But El Paso County might not receive as much money as it could have, because county commissioners decided not to join the case, although opioid overdose deaths here have steadily risen over the years.
In a news release, Colorado Attorney General Phil Weiser announced July 21 the agreement was reached with Cardinal, McKesson, and AmerisourceBergen, the nation’s three major pharmaceutical distributors, and Johnson & Johnson, which manufactured and marketed opioids.
"The agreement would resolve investigations and litigation over the companies’ roles in creating and fueling the opioid epidemic," the release said. "The agreement also requires significant industry changes that will help prevent this type of crisis from ever happening again. A bipartisan group of attorneys general from California, Colorado, Connecticut, Delaware, Florida, Georgia, Louisiana, Massachusetts, New York, North Carolina, Ohio, Pennsylvania, Tennessee, and Texas led the state negotiations."

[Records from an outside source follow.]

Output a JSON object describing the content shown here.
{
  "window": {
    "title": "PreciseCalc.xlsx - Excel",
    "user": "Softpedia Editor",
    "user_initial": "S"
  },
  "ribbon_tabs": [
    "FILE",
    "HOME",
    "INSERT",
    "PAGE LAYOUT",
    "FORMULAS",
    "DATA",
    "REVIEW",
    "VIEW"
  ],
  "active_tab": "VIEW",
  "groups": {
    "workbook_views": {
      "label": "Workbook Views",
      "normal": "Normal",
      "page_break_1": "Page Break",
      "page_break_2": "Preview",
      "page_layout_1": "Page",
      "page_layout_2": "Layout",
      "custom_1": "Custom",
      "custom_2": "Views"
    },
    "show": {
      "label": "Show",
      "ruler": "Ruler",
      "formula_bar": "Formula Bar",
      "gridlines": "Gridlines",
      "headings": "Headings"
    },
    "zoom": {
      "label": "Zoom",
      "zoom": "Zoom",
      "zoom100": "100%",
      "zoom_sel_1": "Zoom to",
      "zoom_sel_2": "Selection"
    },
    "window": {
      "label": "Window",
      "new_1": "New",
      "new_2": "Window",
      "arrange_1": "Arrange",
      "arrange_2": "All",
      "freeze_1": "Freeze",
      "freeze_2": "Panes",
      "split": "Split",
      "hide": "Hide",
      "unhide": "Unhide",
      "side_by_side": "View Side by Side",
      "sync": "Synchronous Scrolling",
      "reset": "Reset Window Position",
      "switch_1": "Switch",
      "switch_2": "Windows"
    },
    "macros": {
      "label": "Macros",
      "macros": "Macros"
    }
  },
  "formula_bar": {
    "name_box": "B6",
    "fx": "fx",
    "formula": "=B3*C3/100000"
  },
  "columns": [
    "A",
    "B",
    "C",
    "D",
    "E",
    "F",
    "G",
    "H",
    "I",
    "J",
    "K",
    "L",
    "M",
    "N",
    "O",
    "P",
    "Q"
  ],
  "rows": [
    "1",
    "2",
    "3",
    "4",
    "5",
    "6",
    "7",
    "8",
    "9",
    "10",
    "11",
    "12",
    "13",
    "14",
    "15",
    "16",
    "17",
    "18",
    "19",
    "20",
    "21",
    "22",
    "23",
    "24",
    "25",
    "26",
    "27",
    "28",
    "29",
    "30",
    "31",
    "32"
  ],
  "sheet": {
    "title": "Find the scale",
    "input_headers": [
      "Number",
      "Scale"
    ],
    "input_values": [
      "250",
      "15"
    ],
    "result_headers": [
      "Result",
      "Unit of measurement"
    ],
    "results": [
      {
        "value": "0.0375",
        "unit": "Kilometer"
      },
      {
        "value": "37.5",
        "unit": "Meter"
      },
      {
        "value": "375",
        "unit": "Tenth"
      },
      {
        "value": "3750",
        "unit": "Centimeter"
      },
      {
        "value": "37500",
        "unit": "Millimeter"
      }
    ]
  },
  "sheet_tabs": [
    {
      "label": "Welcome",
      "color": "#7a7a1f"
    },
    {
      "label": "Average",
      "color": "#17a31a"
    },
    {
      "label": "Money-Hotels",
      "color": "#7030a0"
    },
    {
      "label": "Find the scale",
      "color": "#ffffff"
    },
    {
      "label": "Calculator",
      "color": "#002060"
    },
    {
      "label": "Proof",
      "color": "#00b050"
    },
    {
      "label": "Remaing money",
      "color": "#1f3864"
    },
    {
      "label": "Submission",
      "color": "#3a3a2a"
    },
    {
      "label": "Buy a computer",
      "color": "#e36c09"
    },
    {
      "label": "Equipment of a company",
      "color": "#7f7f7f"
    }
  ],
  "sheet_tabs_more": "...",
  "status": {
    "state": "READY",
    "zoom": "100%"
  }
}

Said Weiser, “Since I took the oath of office as Colorado’s Attorney General, our team has focused on how to respond to the opioid epidemic, addressing the supply side, the demand side, and the impact of rising levels of addiction. We have taken a leadership role in the litigation in a number of critical matters, including leading a nationwide action against McKinsey & Company, driving a better settlement with the Sackler family and Purdue Pharma, and reaching this critical milestone against a set of companies that fueled the opioid epidemic. We now have critical work to do to ensure that these funds—working with our local government partners—are used effectively to abate this epidemic.”